When you know the light requirement of your plant, place the pot at a place where it will get just the right amount of light. Use a light barrier for plants that do well in the shade.
3. Transplant the Plant into the Pot
After your plant has developed true leaves and sufficient roots, you should transfer it into the pot in the appropriate location. Some plants are buried deep (e.g. tomatoes), however, others are planted in the surface (e.g. orchids).
To transplant a plant into the pot, fill the pot with soil. Then add water, mix it with the soil, and allow it to drain. While the soil is still damp, dig a hole with the required depth of the plant and cover the root with soil.

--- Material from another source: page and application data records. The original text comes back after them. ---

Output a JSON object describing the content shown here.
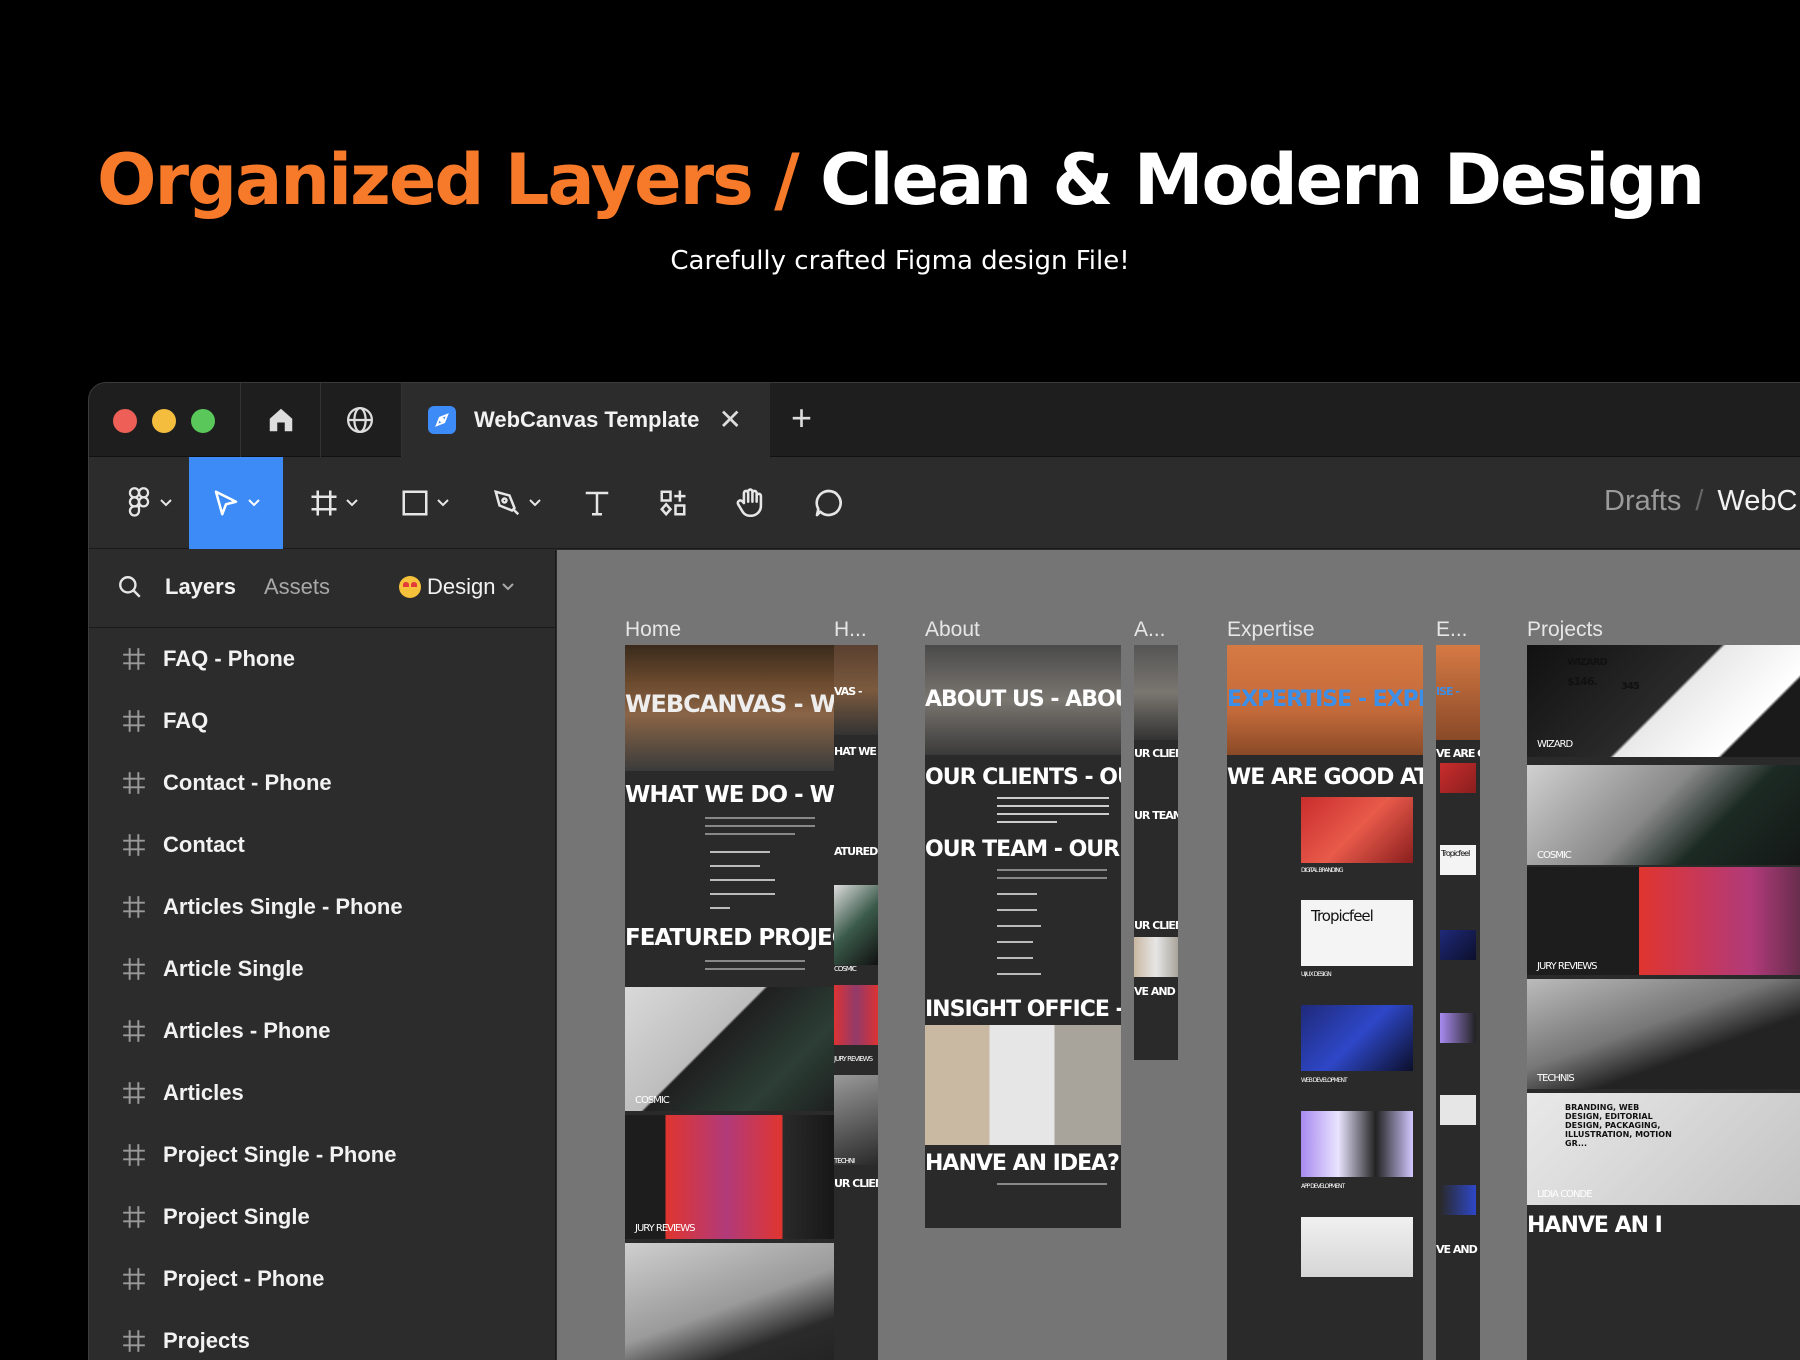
{
  "hero": {
    "title_accent": "Organized Layers /",
    "title_rest": "Clean & Modern Design",
    "subtitle": "Carefully crafted Figma design File!"
  },
  "tabbar": {
    "home_icon": "home-icon",
    "community_icon": "globe-icon",
    "active_tab_title": "WebCanvas Template",
    "close_symbol": "✕",
    "new_tab_symbol": "+"
  },
  "toolbar": {
    "tools": [
      "figma-menu",
      "move",
      "frame",
      "shape",
      "pen",
      "text",
      "resources",
      "hand",
      "comment"
    ],
    "active_tool": "move",
    "breadcrumb_root": "Drafts",
    "breadcrumb_sep": "/",
    "breadcrumb_file": "WebC"
  },
  "sidebar": {
    "tab_layers": "Layers",
    "tab_assets": "Assets",
    "page_selector": "Design",
    "layers": [
      "FAQ - Phone",
      "FAQ",
      "Contact - Phone",
      "Contact",
      "Articles Single - Phone",
      "Article Single",
      "Articles - Phone",
      "Articles",
      "Project Single - Phone",
      "Project Single",
      "Project - Phone",
      "Projects"
    ]
  },
  "canvas": {
    "frame_labels": [
      "Home",
      "H...",
      "About",
      "A...",
      "Expertise",
      "E...",
      "Projects"
    ],
    "home": {
      "hero": "WEBCANVAS - WEB",
      "s1": "WHAT WE DO - WHA",
      "s2": "FEATURED PROJECT",
      "cosmic": "COSMIC",
      "jury": "JURY REVIEWS"
    },
    "home_phone": {
      "hero": "VAS -",
      "s1": "HAT WE D",
      "s2": "ATURED P",
      "cosmic": "COSMIC",
      "jury": "JURY REVIEWS",
      "techni": "TECHNI",
      "clients": "UR CLIENT"
    },
    "about": {
      "hero": "ABOUT US - ABOUT",
      "s1": "OUR CLIENTS - OUR",
      "s1_body": "GOOGLE / MICROSOFT / AMAZON / APPLE / GUCCI / RAYBAN / BEHANCE / DRIBBLE / FACEBOOK / LEVIS / OUTFITTERS / TESLA / IBA / VERIZON / TIKTOK / LENSKART / RELIANCE / LINKEDIN",
      "s2": "OUR TEAM - OUR TE",
      "team": [
        "HARRY CELLER",
        "LUNA WILLIAM",
        "ANTHONY JAMES",
        "KEVIN CLARK",
        "SELENA MIKE",
        "JENNY GROOVE"
      ],
      "s3": "INSIGHT OFFICE - INS",
      "s4": "HANVE AN IDEA? - H"
    },
    "about_phone": {
      "s1": "UR CLIEN",
      "s2": "UR TEAM",
      "s3": "UR CLIEN",
      "s4": "VE AND II"
    },
    "expertise": {
      "hero": "EXPERTISE - EXPERT",
      "s1": "WE ARE GOOD AT - W",
      "items": [
        "DIGITAL BRANDING",
        "UI/UX DESIGN",
        "WEB DEVELOPMENT",
        "APP DEVELOPMENT"
      ],
      "tropicfeel": "Tropicfeel"
    },
    "expertise_phone": {
      "hero": "ISE -",
      "s1": "VE ARE GO",
      "tropicfeel": "Tropicfeel",
      "s2": "VE AND II"
    },
    "projects": {
      "wizard": "WIZARD",
      "price": "$146.",
      "price2": "345",
      "cosmic": "COSMIC",
      "jury": "JURY REVIEWS",
      "techni": "TECHNIS",
      "lidia": "LIDIA CONDE",
      "lidia_body": "BRANDING, WEB DESIGN, EDITORIAL DESIGN, PACKAGING, ILLUSTRATION, MOTION GR...",
      "s_last": "HANVE AN I"
    }
  },
  "colors": {
    "accent_orange": "#f77a2a",
    "selection_blue": "#3d8bf7",
    "traffic_red": "#ed5f57",
    "traffic_yellow": "#f5bd3e",
    "traffic_green": "#5ac75a",
    "canvas_bg": "#757575",
    "panel_bg": "#2c2c2c"
  }
}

If you are planting multiple plants, make sure to space the plants appropriately.
4. Care for the Plant
Some ways to care for your plants are:
- Water the plant regularly
- Feed the plants occasionally
- Remove pests from your plant
- Cut or pinch dead leaves from the plant
- Pull all weeds as they appear
Caring for your plant is a continuous process. You must care for your plants in their vegetative (growing), flowering, and fruiting stages.
5. Enjoy Your Plants
Whether you are growing for food, beauty, or fun, the coolest thing about planting is enjoying what you planted yourself. Have fun with your potted plants!
In this article, you learned that planting in pots (or pot gardening) has several advantages over planting in the garden. When you are planting in pots, make sure that the container is the right size and is well-drained. You can start your plants from seeds, seedlings, cuttings, or roots. Make sure to care for your plants by watering them, feeding them, and preventing pests from reaching them.
Have you gathered all the needed items to grow a plant in a pot? What plant did you choose? Leave a comment below.